The activist group Greenpeace has publicly blasted the iPad and Dell over different environmental issues. The organization labels the iPad one of many "quintessential cloud computing devices" that are credited with driving the technology industry's demand for dirty coal power.
Chamber says bill could cause US job losses
The US Chamber of Commerce on Tuesday took a jab at Apple over the company's recent protest resignation from the business group. In a letter to the company's chief executive, the head of the U.S. Chamber of Commerce said that Apple's resignation over the Chamber's lack of support for environmental legislation was premature and misguided.
New 3D software previewed
e-on software today is previewed Vue 7 at Siggraph in Los Angeles. Vue is a 3D-environment solution, which creates, animates, renders and integrates natural 3D visuals, working with Autodesk 3ds Max, Maya, Softimage XSI, Maxon Cinema 4D and Newtek LightWave. Vue 7 will feature a third-generation of Vue's EcoSystem technology (for creating nature-based visuals) and Spectral 2 atmospheric engine. Also new is Vue 7's SolidGrowth 4 HD, a new indoor Radiosity engine.
Greenpeace pans iPhone 3G
Greenpeace is again calling Apple out on its environmental practices, citing that the iPhone 3G uses the same toxic building materials that it found in its breakdown of the original device. Casey Harrell, International Toxics Campaigner for Greenpeace, released a note on Wednesday saying he believes that, while the company has made large strides with reducing hazardous materials in its iMac and portable computers, the iPhone 3G remains largely unchanged.
Apple last in industry

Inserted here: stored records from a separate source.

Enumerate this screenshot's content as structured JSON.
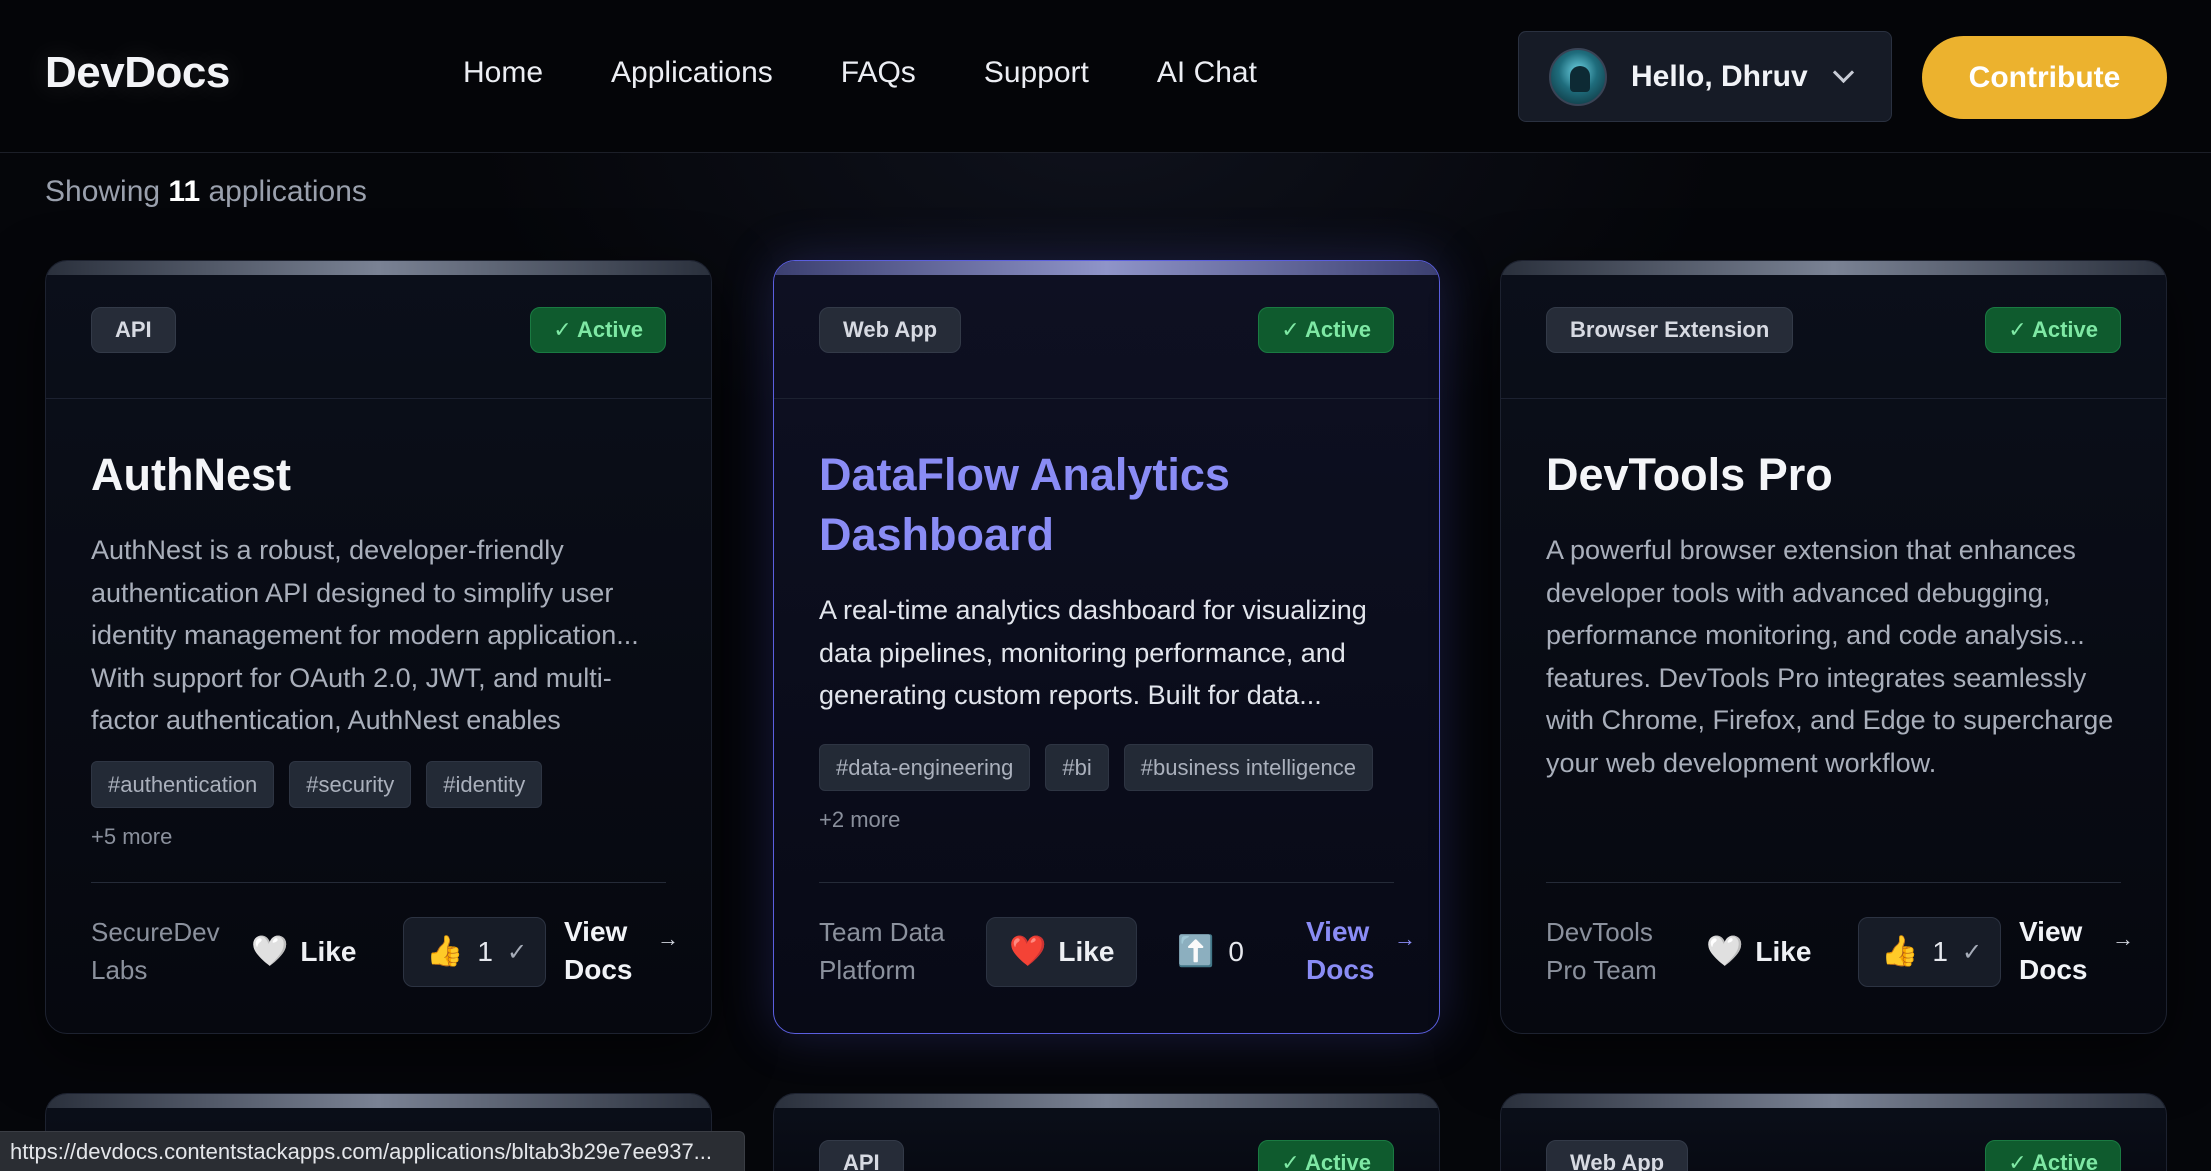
{
  "header": {
    "logo": "DevDocs",
    "nav": [
      "Home",
      "Applications",
      "FAQs",
      "Support",
      "AI Chat"
    ],
    "user_greeting": "Hello, Dhruv",
    "contribute_label": "Contribute"
  },
  "listing": {
    "showing_prefix": "Showing",
    "count": "11",
    "showing_suffix": "applications"
  },
  "cards": [
    {
      "type": "API",
      "status": "✓ Active",
      "title": "AuthNest",
      "description": "AuthNest is a robust, developer-friendly authentication API designed to simplify user identity management for modern application... With support for OAuth 2.0, JWT, and multi-factor authentication, AuthNest enables",
      "tags": [
        "#authentication",
        "#security",
        "#identity"
      ],
      "more": "+5 more",
      "author": "SecureDev Labs",
      "like_label": "Like",
      "vote_count": "1",
      "vote_check": "✓",
      "view_docs": "View Docs"
    },
    {
      "type": "Web App",
      "status": "✓ Active",
      "title": "DataFlow Analytics Dashboard",
      "description": "A real-time analytics dashboard for visualizing data pipelines, monitoring performance, and generating custom reports. Built for data...",
      "tags": [
        "#data-engineering",
        "#bi",
        "#business intelligence"
      ],
      "more": "+2 more",
      "author": "Team Data Platform",
      "like_label": "Like",
      "vote_count": "0",
      "view_docs": "View Docs"
    },
    {
      "type": "Browser Extension",
      "status": "✓ Active",
      "title": "DevTools Pro",
      "description": "A powerful browser extension that enhances developer tools with advanced debugging, performance monitoring, and code analysis... features. DevTools Pro integrates seamlessly with Chrome, Firefox, and Edge to supercharge your web development workflow.",
      "author": "DevTools Pro Team",
      "like_label": "Like",
      "vote_count": "1",
      "vote_check": "✓",
      "view_docs": "View Docs"
    }
  ],
  "peek_cards": [
    {
      "type": "",
      "status": ""
    },
    {
      "type": "API",
      "status": "✓ Active"
    },
    {
      "type": "Web App",
      "status": "✓ Active"
    }
  ],
  "statusbar_url": "https://devdocs.contentstackapps.com/applications/bltab3b29e7ee937...",
  "icons": {
    "like_empty": "white-heart-icon",
    "like_filled": "red-heart-icon",
    "thumbs_up": "thumbs-up-icon",
    "upvote": "up-arrow-icon"
  },
  "colors": {
    "accent": "#ecb22e",
    "highlight": "#8a8cf5",
    "active_badge_bg": "#0f5b2e",
    "active_badge_text": "#7ee8a4"
  }
}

Apple has been ranked the worst among all major PC vendors and other large electronic firms in the fight against climate change. Climate Counts this week released its second annual Company Scorecard hoping to create a "simple, easy-to-understand ranking of companies would motivate both companies and consumers to step-up their efforts on climate change." Apple was ranked in last place among the list of 12 electronics companies, while companies such as IBM, Canon, Toshiba, Sony, and Hewlett-Packard were near the top of the electronics industry. Top honor went to Nike, which passed last year’s high scorer, Canon, to become the top scored company among the 56 companies evaluated. Apple was the only electronic company to receive a "Stuck" designation, with a recommendation as a choice to "avoid for the climate-conscious consumer," because the company has taken "meaningful action against climate change."